Working from the entries below, tally each line that holds "本土語言教育推動成果". Give the tally and nothing else.

#### Entries supplied ####

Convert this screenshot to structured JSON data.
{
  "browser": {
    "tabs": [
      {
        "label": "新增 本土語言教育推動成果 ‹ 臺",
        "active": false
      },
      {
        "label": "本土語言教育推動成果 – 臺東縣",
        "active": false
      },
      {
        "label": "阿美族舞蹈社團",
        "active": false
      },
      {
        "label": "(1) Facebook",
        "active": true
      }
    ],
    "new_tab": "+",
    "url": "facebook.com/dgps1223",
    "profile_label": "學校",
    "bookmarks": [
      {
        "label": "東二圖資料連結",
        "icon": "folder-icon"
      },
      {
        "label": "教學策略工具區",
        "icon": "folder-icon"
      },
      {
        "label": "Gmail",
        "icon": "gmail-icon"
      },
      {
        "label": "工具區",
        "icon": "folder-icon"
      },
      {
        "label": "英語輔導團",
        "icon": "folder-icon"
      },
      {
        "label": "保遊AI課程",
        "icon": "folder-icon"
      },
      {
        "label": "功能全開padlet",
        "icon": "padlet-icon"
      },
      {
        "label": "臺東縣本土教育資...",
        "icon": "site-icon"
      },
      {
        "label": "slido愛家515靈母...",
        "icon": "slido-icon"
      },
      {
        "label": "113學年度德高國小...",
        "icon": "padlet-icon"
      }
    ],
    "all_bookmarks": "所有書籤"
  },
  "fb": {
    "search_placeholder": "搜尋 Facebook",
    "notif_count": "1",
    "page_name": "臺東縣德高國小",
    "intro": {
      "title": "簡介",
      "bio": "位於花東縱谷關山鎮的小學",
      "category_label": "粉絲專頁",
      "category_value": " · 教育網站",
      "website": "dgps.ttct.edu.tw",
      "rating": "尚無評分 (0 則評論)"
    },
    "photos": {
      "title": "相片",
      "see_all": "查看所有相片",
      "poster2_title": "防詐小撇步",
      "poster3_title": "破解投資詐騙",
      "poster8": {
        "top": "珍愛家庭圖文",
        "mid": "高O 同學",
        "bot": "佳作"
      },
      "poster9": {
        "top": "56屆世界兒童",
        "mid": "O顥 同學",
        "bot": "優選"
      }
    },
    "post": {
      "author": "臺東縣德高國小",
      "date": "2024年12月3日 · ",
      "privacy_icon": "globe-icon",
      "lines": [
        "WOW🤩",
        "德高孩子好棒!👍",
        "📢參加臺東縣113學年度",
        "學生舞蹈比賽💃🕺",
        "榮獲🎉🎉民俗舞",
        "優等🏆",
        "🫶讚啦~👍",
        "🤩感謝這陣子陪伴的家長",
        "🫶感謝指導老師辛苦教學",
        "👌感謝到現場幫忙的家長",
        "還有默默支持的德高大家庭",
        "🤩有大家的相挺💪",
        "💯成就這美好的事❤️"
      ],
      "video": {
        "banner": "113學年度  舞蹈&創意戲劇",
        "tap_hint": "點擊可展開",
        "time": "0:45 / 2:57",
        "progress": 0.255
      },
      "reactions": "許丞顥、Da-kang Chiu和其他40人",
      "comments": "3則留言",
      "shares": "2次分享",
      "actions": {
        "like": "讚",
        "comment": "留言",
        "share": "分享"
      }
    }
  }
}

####

**Answer space:** 2